The Sierra Nevada Research Institute at the University of California-Merced invites applications for Postdoctoral Research Scholars in Spatial Analysis and Priority Planning for advancing environmental monitoring and natural resources management in California. The Institute is seeking two motivated postdoctoral researchers interested in a project aimed at understanding forest management and restoration needs using transparent and defensible water balance and vegetation and analysis in support of prioritization of investment opportunities to enhance and maintain ecosystem function.
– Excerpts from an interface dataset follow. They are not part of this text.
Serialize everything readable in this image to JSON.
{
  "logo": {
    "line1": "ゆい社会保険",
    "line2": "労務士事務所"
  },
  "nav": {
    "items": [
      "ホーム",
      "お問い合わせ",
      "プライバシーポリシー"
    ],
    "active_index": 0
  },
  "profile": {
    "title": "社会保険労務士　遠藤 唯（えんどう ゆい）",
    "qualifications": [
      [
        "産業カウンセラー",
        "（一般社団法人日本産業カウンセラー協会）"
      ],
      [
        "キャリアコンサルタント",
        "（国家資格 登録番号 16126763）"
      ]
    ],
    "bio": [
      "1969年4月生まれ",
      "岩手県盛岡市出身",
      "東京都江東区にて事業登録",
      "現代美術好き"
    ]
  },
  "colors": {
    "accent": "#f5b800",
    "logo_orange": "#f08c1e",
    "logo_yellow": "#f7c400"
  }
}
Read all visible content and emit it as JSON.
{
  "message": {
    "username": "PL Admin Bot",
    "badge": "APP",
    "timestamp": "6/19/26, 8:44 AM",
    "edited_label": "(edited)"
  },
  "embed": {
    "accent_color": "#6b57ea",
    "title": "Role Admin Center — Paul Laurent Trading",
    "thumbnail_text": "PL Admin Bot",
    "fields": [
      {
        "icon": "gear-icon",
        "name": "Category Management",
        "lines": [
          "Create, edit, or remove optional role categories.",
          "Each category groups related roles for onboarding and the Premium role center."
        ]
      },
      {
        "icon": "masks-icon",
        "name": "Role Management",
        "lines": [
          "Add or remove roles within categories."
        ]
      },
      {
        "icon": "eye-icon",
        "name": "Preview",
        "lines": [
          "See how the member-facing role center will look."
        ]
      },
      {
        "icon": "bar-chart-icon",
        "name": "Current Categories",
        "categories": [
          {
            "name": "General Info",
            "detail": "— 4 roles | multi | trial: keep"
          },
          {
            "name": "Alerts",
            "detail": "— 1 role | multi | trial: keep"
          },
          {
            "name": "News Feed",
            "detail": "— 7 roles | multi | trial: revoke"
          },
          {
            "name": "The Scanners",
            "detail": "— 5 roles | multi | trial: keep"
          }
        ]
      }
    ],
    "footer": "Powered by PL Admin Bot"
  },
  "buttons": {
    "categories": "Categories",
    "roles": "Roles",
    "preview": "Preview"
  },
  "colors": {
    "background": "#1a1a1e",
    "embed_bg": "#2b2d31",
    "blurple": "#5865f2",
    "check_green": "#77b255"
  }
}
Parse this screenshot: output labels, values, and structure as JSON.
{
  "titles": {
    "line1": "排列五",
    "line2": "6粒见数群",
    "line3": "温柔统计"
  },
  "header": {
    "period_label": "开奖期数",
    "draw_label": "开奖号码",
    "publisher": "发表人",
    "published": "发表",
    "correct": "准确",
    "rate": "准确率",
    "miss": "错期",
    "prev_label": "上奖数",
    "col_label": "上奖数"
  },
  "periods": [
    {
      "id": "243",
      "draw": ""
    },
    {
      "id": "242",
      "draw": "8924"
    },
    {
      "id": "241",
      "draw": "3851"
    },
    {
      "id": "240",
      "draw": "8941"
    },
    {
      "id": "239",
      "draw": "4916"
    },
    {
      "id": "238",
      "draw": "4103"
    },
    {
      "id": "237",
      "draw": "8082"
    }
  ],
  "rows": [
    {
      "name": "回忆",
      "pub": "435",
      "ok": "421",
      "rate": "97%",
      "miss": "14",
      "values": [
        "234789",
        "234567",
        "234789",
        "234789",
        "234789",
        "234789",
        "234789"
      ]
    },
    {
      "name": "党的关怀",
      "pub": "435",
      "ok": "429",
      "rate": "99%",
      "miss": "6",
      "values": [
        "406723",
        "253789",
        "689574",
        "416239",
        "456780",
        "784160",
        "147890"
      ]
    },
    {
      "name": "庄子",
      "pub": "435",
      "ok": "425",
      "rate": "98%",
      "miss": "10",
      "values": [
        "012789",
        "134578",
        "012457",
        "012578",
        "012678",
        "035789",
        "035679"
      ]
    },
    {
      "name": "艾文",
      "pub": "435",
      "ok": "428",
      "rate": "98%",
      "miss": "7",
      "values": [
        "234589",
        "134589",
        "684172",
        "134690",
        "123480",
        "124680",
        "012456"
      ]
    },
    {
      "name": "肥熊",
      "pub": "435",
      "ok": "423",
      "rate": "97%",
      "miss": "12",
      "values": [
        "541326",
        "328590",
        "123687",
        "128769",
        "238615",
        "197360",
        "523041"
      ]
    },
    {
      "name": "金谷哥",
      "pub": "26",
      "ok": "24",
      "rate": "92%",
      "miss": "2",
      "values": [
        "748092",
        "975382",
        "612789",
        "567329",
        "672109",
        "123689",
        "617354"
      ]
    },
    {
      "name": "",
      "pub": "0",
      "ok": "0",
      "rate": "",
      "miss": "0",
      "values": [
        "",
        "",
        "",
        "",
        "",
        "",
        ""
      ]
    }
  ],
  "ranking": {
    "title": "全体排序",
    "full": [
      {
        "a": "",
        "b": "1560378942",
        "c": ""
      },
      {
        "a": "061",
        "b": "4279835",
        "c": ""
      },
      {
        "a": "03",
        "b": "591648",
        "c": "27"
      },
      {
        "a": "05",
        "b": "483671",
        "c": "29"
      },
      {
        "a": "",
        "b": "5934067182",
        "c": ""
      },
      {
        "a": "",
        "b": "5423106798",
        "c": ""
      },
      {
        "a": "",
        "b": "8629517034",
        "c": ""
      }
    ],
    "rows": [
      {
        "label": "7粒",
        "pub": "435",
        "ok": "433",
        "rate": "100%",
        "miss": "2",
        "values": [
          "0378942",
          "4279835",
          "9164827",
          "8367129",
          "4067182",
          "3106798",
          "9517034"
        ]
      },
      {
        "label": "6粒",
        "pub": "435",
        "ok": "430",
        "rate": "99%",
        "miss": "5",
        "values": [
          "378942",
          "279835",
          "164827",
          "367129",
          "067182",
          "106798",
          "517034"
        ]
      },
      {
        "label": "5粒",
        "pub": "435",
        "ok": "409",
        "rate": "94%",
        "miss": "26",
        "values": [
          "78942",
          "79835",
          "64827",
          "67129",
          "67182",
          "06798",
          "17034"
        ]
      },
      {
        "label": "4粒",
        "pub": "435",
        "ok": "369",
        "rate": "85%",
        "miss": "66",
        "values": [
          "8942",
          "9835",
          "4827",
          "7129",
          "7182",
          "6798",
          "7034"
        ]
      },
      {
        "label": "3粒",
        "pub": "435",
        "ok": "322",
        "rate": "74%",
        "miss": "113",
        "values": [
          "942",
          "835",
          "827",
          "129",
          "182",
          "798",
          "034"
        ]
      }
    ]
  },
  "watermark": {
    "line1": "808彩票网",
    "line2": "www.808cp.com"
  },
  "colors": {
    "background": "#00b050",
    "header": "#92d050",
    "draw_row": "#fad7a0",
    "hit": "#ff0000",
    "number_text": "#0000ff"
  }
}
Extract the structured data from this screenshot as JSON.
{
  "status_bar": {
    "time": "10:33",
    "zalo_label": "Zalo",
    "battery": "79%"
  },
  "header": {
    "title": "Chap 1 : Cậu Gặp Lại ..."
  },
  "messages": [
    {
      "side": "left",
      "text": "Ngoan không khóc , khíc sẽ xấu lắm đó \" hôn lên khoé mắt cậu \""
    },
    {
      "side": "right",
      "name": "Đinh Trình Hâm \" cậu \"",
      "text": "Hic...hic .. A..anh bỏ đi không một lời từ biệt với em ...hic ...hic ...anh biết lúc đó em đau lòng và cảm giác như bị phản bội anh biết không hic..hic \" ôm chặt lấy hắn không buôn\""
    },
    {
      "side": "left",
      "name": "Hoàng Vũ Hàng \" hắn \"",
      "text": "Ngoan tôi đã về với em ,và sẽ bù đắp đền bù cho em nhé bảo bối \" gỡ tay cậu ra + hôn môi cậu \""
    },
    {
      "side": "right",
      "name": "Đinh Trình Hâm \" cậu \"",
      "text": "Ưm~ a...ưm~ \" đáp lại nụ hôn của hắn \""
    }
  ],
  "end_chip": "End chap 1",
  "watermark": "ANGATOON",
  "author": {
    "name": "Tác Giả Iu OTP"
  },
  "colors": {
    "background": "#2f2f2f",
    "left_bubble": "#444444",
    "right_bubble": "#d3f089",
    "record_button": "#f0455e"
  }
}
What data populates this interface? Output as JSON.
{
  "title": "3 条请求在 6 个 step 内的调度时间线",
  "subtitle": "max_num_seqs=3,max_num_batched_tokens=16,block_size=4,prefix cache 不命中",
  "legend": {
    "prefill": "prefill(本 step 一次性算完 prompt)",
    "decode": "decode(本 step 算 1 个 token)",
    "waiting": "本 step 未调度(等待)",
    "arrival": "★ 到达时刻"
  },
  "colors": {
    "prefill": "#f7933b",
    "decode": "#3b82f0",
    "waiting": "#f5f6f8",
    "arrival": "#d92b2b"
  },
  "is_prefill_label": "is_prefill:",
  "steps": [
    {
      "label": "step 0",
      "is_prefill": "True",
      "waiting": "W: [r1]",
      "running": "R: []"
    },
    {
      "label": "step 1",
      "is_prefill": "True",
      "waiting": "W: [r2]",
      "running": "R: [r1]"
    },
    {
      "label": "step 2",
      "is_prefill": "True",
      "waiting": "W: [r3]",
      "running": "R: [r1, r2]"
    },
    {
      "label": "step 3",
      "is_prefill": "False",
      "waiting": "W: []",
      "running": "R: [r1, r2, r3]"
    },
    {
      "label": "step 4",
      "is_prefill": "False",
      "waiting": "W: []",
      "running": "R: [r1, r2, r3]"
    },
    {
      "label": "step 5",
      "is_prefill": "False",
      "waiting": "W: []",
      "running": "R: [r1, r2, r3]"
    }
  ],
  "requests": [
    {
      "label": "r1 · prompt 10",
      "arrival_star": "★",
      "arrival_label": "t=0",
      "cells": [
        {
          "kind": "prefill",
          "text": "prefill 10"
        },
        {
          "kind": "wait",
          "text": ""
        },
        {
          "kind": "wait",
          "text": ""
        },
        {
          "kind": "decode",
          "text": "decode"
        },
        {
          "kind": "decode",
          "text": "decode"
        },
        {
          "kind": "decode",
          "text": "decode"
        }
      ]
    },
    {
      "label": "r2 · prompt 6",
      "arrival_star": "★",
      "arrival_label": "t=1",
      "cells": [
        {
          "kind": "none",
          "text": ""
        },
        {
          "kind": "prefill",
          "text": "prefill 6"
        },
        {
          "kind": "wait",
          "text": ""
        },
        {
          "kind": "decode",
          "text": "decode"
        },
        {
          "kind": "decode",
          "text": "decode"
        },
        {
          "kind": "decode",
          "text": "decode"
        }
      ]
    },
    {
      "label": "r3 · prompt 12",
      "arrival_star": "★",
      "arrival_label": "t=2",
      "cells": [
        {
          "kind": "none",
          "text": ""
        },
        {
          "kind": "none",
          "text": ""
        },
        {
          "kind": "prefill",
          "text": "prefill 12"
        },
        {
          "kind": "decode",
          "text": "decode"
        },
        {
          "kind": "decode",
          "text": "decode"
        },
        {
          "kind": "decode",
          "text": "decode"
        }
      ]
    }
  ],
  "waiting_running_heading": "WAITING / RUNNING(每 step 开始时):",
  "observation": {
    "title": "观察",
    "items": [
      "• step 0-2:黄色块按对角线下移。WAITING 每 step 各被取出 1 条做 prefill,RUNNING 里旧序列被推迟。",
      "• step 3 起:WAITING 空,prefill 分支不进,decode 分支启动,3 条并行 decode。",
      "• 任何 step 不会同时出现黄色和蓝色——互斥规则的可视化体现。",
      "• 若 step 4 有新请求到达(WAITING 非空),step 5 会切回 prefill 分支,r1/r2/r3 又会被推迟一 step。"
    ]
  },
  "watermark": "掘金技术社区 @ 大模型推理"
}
The project will involve blending and aggregating ground-based and remotely sensed indices of ecosystem assets using Multi-criteria decision analysis (MCDA) and other tools for forest management planning. Review of applicactions begins January 6. More information >> 

Call for Applications: NextProf Science—Virtual Future Faculty Workshop
The University of Michigan will offer a NextProf Science workshop, May 3-May 6, 2021. The workshop is aimed at encouraging talented scientists and mathematicians with a demonstrated commitment to diversity to consider academia as a career.  Participants will develop strategies to prepare them to pursue academic careers. The workshop is targeted at scholars ready to take the next step—postdoctoral fellows and very advanced doctoral students. Underrepresented minorities and women are especially encouraged to apply. Deadline for submission of the application and reference letter is January 25. More information>> 

Call for Applications: Director of Climate Resilience/Program Manager, Massachusetts Department of Conservation and Recreation
The Massachusetts Department of Conservation and Recreation is seeking qualified candidates for the position of Director of Climate Resilience, Program Manager VI. This position reports to the Deputy Commissioner for Conservation and Resource Stewardship and is charged with developing an agency framework that ensures that climate change considerations are incorporated into agency initiatives and projects.  The Director shall build collaboration with all areas within the agency as well as the Director of Climate Adaptation and Resilience at the Executive Office of Energy and Environmental Affairs, and other state agencies.  The Director will manage projects, contracts and budgets, direct and indirect staff reports, and meet project deadlines to accomplish established goals. More information >>